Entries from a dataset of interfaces

-=-=-

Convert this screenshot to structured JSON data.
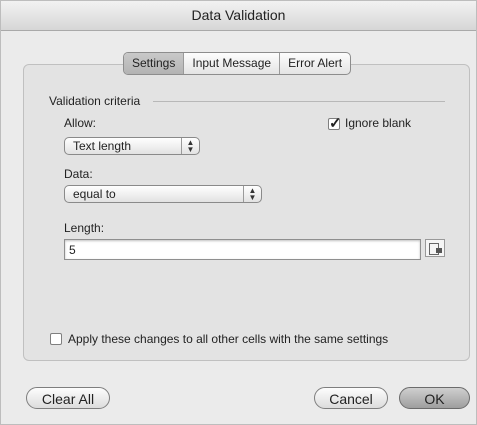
{
  "window": {
    "title": "Data Validation"
  },
  "tabs": [
    {
      "label": "Settings",
      "active": true
    },
    {
      "label": "Input Message",
      "active": false
    },
    {
      "label": "Error Alert",
      "active": false
    }
  ],
  "validation": {
    "group_label": "Validation criteria",
    "allow_label": "Allow:",
    "allow_value": "Text length",
    "ignore_blank_label": "Ignore blank",
    "ignore_blank_checked": true,
    "data_label": "Data:",
    "data_value": "equal to",
    "length_label": "Length:",
    "length_value": "5",
    "apply_label": "Apply these changes to all other cells with the same settings",
    "apply_checked": false
  },
  "buttons": {
    "clear_all": "Clear All",
    "cancel": "Cancel",
    "ok": "OK"
  },
  "icons": {
    "popup_arrows": "↕",
    "ref": "range-selector-icon"
  }
}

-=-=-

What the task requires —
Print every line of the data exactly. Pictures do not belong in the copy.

Response —
Convert this screenshot to structured JSON data.
{
  "window": {
    "title": "Data Validation"
  },
  "tabs": [
    {
      "label": "Settings",
      "active": true
    },
    {
      "label": "Input Message",
      "active": false
    },
    {
      "label": "Error Alert",
      "active": false
    }
  ],
  "validation": {
    "group_label": "Validation criteria",
    "allow_label": "Allow:",
    "allow_value": "Text length",
    "ignore_blank_label": "Ignore blank",
    "ignore_blank_checked": true,
    "data_label": "Data:",
    "data_value": "equal to",
    "length_label": "Length:",
    "length_value": "5",
    "apply_label": "Apply these changes to all other cells with the same settings",
    "apply_checked": false
  },
  "buttons": {
    "clear_all": "Clear All",
    "cancel": "Cancel",
    "ok": "OK"
  },
  "icons": {
    "popup_arrows": "↕",
    "ref": "range-selector-icon"
  }
}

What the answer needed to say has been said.